Paul Huckerby

Les enfants du paradis

Les enfants du paradis

Format: Cinema

Release date: 11 November 2011

Venues: Key cities

Distributor: BFI Distribution

Director: Marcel Carné

Writer: Jacques Prévert

Cast: Arletty, Jean-Louis Barrault, Pierre Brasseur


163 mins

It’s a wonder that this wonder-filled film ever got made. Work began on Les enfants du paradis in 1943 when France was occupied by the Germans, there were power shortages, rationed film stock, and a suspicious Vichy government that declared that films couldn’t be longer than 90 minutes. The epically involving Les enfants du paradis runs at three hours, and the Jewish composer Joseph Kosma and set designer Alexandre Trauner were forced to make their contributions clandestinely. To have made a simple, domestic drama in these circumstances would have been impressive, but Marcel Carné’s film is a riotous, romantic costume melodrama, with magnificent sets: the action takes place in a foggy duelling ground, backstage at the theatre, in a grand mansion and a rough and ready rooming house with over a thousand extras, many who were in the Resistance, milling through vividly recreated 1840s Paris.

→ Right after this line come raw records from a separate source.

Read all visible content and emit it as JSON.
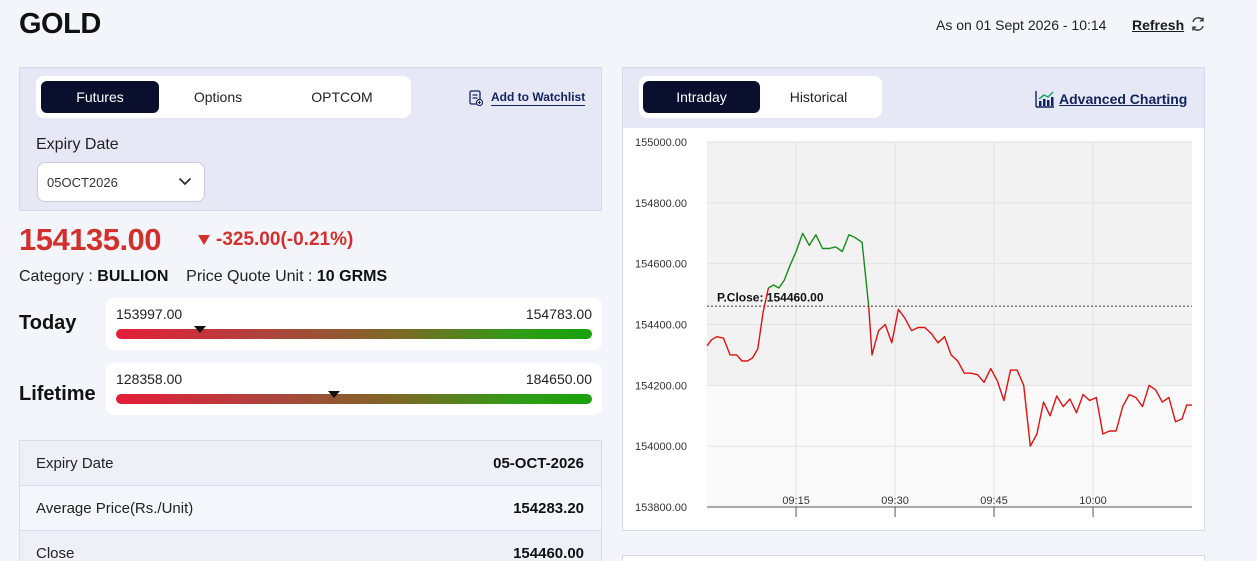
{
  "header": {
    "title": "GOLD",
    "as_on": "As on 01 Sept 2026 - 10:14",
    "refresh_label": "Refresh"
  },
  "left": {
    "tabs": [
      "Futures",
      "Options",
      "OPTCOM"
    ],
    "active_tab": "Futures",
    "watchlist_label": "Add to Watchlist",
    "expiry_label": "Expiry Date",
    "expiry_value": "05OCT2026",
    "price": "154135.00",
    "change": "-325.00(-0.21%)",
    "category_label": "Category :",
    "category_value": "BULLION",
    "unit_label": "Price Quote Unit :",
    "unit_value": "10 GRMS",
    "today": {
      "label": "Today",
      "low": "153997.00",
      "high": "154783.00",
      "current": 154135
    },
    "lifetime": {
      "label": "Lifetime",
      "low": "128358.00",
      "high": "184650.00",
      "current": 154135
    },
    "table": [
      {
        "key": "Expiry Date",
        "value": "05-OCT-2026"
      },
      {
        "key": "Average Price(Rs./Unit)",
        "value": "154283.20"
      },
      {
        "key": "Close",
        "value": "154460.00"
      }
    ]
  },
  "right": {
    "tabs": [
      "Intraday",
      "Historical"
    ],
    "active_tab": "Intraday",
    "advanced_label": "Advanced Charting"
  },
  "colors": {
    "accent": "#0b0f2e",
    "down": "#d0312d",
    "up": "#1a8a1a",
    "link": "#13235b"
  },
  "chart_data": {
    "type": "line",
    "y_ticks": [
      "155000.00",
      "154800.00",
      "154600.00",
      "154400.00",
      "154200.00",
      "154000.00",
      "153800.00"
    ],
    "ylim": [
      153800,
      155000
    ],
    "x_ticks": [
      {
        "label": "09:15",
        "t": 15
      },
      {
        "label": "09:30",
        "t": 30
      },
      {
        "label": "09:45",
        "t": 45
      },
      {
        "label": "10:00",
        "t": 60
      }
    ],
    "xlim": [
      1.5,
      75
    ],
    "reference": {
      "label": "P.Close:",
      "value_label": "154460.00",
      "value": 154460
    },
    "series": [
      {
        "color": "#dd1111",
        "points": [
          [
            1.5,
            154330
          ],
          [
            2.2,
            154350
          ],
          [
            3,
            154360
          ],
          [
            4,
            154355
          ],
          [
            5,
            154300
          ],
          [
            6,
            154300
          ],
          [
            6.8,
            154280
          ],
          [
            7.6,
            154280
          ],
          [
            8.4,
            154290
          ],
          [
            9.2,
            154320
          ],
          [
            10,
            154440
          ],
          [
            10.8,
            154520
          ]
        ]
      },
      {
        "color": "#1a8a1a",
        "points": [
          [
            10.8,
            154520
          ],
          [
            11.6,
            154530
          ],
          [
            12.4,
            154520
          ],
          [
            13.2,
            154545
          ],
          [
            14,
            154590
          ],
          [
            15,
            154640
          ],
          [
            16,
            154700
          ],
          [
            17,
            154660
          ],
          [
            18,
            154695
          ],
          [
            19,
            154650
          ],
          [
            20,
            154650
          ],
          [
            21,
            154655
          ],
          [
            22,
            154640
          ],
          [
            23,
            154695
          ],
          [
            24,
            154685
          ],
          [
            25,
            154670
          ],
          [
            26,
            154460
          ]
        ]
      },
      {
        "color": "#dd1111",
        "points": [
          [
            26,
            154460
          ],
          [
            26.5,
            154300
          ],
          [
            27.5,
            154380
          ],
          [
            28.5,
            154400
          ],
          [
            29.5,
            154340
          ],
          [
            30.5,
            154450
          ],
          [
            31.5,
            154420
          ],
          [
            32.5,
            154380
          ],
          [
            33.5,
            154390
          ],
          [
            34.5,
            154390
          ],
          [
            35.5,
            154370
          ],
          [
            36.5,
            154340
          ],
          [
            37.5,
            154360
          ],
          [
            38.5,
            154300
          ],
          [
            39.5,
            154280
          ],
          [
            40.5,
            154240
          ],
          [
            41.5,
            154240
          ],
          [
            42.5,
            154235
          ],
          [
            43.5,
            154210
          ],
          [
            44.5,
            154255
          ],
          [
            45.5,
            154215
          ],
          [
            46.5,
            154150
          ],
          [
            47.5,
            154250
          ],
          [
            48.5,
            154250
          ],
          [
            49.5,
            154200
          ],
          [
            50.5,
            154000
          ],
          [
            51.5,
            154040
          ],
          [
            52.5,
            154145
          ],
          [
            53.5,
            154100
          ],
          [
            54.5,
            154165
          ],
          [
            55.5,
            154130
          ],
          [
            56.5,
            154155
          ],
          [
            57.5,
            154110
          ],
          [
            58.5,
            154170
          ],
          [
            59.5,
            154150
          ],
          [
            60.5,
            154160
          ],
          [
            61.5,
            154040
          ],
          [
            62.5,
            154050
          ],
          [
            63.5,
            154050
          ],
          [
            64.5,
            154130
          ],
          [
            65.5,
            154170
          ],
          [
            66.5,
            154160
          ],
          [
            67.5,
            154130
          ],
          [
            68.5,
            154200
          ],
          [
            69.5,
            154185
          ],
          [
            70.5,
            154145
          ],
          [
            71.5,
            154160
          ],
          [
            72.5,
            154080
          ],
          [
            73.5,
            154090
          ],
          [
            74.2,
            154135
          ],
          [
            75,
            154135
          ]
        ]
      }
    ]
  }
}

The opening shot is a tumultuous, joyful street scene, a miracle of perspective in which a thronging crowd mass along Le Boulevard du Crime, in the theatrical district, where a dizzying array of street acts, from strong men to tight-rope walkers advertise forthcoming attractions. The camera gradually focuses on individuals in the crowd, Garance, the enigmatic heroine of the film, played with a cool, self-possessed insouciance by Arletty, and aspiring actor Frédérick Lemaître (Pierre Brasseur), who flirts with her. Falsely accused of being a pickpocket, Garance is saved by the melancholy Baptiste (Jean-Louis Barrault), who wittily mimes the true circumstances of the crime, earns a rose from Arletty’s breast, and is immediately overcome with love. There are two more men in Arletty’s life: Lacenaire, a ruthless dandy of the criminal underworld with a villainous moustache, a frilled shirt and a neat line in bleak, cut-throat wit, and the Count Edouard de Montray, a cold-hearted, upper-class duellist who makes his aristocratic appearance towards the end of the first part of the film.

Affection, unrequited love, jealously, obsession and artistic ambition are played out against this theatrical background. It’s a complicated film that explores the nature of performance, with Baptiste’s clever mimes adding an extra layer to poet Jacques Prévert’s witty, stylised script. Baptiste acts out his heartbreak on the Funambules’ stage, as he falls in love with a statue, played by Garance, who comes to life and heads off with Harlequin, acted out by Frédérick. In the second half of the film (entitled ‘The Man in White’), the love story remains as complicated as ever, an unhappy, but involving drama of domestic pragmatism versus melodramatic passion. The ending returns to the crowded boulevard, crammed with festive Pierrots, for a spell-binding finale.

Carné’s film about actors acting was made in the most trying of circumstances, but the elaborate sets, sumptuous costumes and lovely, poignant orchestral score reveal nothing of the harsh realities of life in occupied France (many of the extras were starving members of the Resistance). The post-war nouvelle vague critics initially admired this impressive example of French poetic realism, but with its careful attention to detail and stylised script, it was a far cry from their own, spontaneous guerrilla-style approach to storytelling and filming and they soon turned against Carné, dismissing his work as the quaint, hidebound ‘cinéma de papa’. Yet Les enfants du paradis, for all its costume drama accoutrements, has a surprisingly subversive heroine in Garance. Older than the typical starlet, enigmatic rather than beautiful, she is entirely self-possessed, her character is adventurous, mysterious, prepared to experience all that life has to offer, and a deliciously elusive counterpoint to the emotional melodrama that surrounds her. Even Truffaut conceded in the end: ‘I have made 23 films, well, I would swap them all for the chance to have made Les enfants du paradis‘.

Eithne Farry